The course material is presented by Rabbi Dr. Azriel Rosenfeld, who received Rabbinic ordination from the Rabbi Isaac Elchonon Theological Seminary of Yeshiva University. He is the Director of the Center for Automation Research at the University of Maryland in College Park and is a past president of the Association of Orthodox Jewish Scientists.
Subscribe to Halacha Overview and receive this class via e-
The purpose of this course is to present a concise introduction to the halachah -- Jewish religious law. Since Maimonides' Mishneh Torah ("Second [to the] Torah") is the one major code that covers all of Jewish law, it is the natural source to use in compiling such an introduction.
The organization of the Mishneh Torah (henceforth:MT) into 14 books and 83 sections has been followed; a list of these is given on the following pages. The head notes at the beginnings of the books have been translated in full. Each section of the course is a concise summary of the corresponding section of MT*.
The selected material covers the 613 commandments (mitzvos) of the Torah and summarizes general halachic principles dealing with each commandment. [A more extensive abridgment of MT is available in English translation by Philip Birnbaum; and many of the volumes of MT have been fully translated as part of the Yale University Judaica series.] It must be stressed that one should not use MT -- and certainly not a summary of it -- as a basis for practical halachic decisions; when such decisions are required a qualified rabbi should be consulted.
*MT chapter and paragraph numbers on which the summary is based are cited in footnotes. These are indicated by letter superscripts to distinguish them from the numbered footnotes which give the sources of Biblical and Talmudic quotations.
A note on transliteration
In transliterating Hebrew terms I have generally followed the Ashkenazic pronunciation of the consonants.The guttural letters "ches" and "chof" are both transliterated as "ch" (pronounced as in "Bach"). Doubling of consonants that contain a dagesh has been done only when it is inaccordance with convention.

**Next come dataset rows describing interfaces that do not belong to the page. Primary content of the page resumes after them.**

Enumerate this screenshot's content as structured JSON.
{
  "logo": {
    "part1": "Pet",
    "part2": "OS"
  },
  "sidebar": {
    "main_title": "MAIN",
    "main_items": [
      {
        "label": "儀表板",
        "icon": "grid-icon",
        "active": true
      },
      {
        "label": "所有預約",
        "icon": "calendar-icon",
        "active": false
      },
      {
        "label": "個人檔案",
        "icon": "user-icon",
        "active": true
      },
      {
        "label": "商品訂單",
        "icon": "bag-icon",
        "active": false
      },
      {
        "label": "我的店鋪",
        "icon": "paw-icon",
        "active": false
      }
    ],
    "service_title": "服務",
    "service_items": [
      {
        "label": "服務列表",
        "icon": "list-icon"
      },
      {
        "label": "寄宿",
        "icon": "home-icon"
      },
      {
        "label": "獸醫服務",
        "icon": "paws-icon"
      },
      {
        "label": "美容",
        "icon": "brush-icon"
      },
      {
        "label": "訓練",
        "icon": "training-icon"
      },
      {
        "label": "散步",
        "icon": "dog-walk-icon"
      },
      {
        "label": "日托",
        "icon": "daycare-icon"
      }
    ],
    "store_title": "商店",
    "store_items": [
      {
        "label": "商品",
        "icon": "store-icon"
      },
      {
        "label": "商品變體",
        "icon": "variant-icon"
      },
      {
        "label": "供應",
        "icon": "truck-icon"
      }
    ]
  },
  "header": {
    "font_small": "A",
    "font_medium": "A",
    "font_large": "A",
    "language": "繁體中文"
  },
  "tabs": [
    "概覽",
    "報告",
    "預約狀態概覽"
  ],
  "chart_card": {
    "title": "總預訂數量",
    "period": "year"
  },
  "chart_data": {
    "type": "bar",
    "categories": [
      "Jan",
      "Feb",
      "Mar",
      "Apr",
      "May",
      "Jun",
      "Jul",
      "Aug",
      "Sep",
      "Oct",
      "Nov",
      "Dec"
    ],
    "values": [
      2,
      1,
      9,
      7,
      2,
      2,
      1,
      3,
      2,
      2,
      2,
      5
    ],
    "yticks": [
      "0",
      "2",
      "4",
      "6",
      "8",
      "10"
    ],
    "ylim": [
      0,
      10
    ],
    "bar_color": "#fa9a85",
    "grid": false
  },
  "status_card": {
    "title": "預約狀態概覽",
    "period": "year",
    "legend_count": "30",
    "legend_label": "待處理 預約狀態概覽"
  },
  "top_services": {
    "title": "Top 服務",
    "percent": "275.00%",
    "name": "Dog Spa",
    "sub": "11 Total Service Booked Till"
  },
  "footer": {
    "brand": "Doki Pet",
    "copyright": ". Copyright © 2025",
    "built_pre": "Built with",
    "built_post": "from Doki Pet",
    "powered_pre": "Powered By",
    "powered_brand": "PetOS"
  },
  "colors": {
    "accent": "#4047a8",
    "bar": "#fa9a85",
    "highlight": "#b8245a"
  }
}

Generation to Generation
Rabbi Pinchas Winston - 5759
A Sobering Lesson
Free Gifts for People Who Find Favor
Rabbi Yissocher Frand - 5767
In a Heartbeat
Rabbi Label Lam - 5769
Sins Committed In Private Ultimately Lead To a Violent Society
Rabbi Yissocher Frand - 5765
Rabbi Raymond Beyda - 5766
Great In His Own Times
Rabbi Yitzchok Adlerstein - 5768
Back To The Daily Grind
Shlomo Katz - 5765
A World is Built!
Rabbi Label Lam - 5762
Compliments -- In The Presence And Outside The Presence Of A Person
Rabbi Yissocher Frand - 5774
Unity With Caution
Rabbi Berel Wein - 5766
Miracles Can Happen Slowly
Rabbi Yissocher Frand - 5764
Certain Things Noach Did Not Have To Worry About
Rabbi Yissocher Frand - 5775
The World is a Symphony
Rabbi Dovid Green - 5757
Never Underestimate the Power of Prayer
Rabbi Yissocher Frand - 5771
Rabbi Pinchas Winston - 5773